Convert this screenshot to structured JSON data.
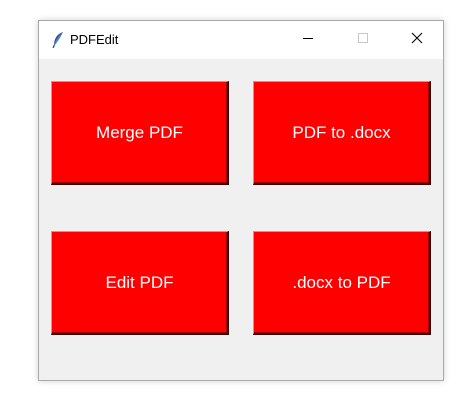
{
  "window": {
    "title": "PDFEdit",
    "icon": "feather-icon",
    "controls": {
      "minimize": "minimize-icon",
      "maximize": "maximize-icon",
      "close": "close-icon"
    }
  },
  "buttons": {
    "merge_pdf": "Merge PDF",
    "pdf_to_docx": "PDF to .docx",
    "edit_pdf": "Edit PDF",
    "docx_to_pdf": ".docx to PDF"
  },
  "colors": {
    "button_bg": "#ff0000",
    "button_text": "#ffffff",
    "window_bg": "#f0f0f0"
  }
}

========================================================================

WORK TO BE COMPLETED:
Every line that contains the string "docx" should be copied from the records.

EXPECTED ANSWER:
    "pdf_to_docx": "PDF to .docx",
    "docx_to_pdf": ".docx to PDF"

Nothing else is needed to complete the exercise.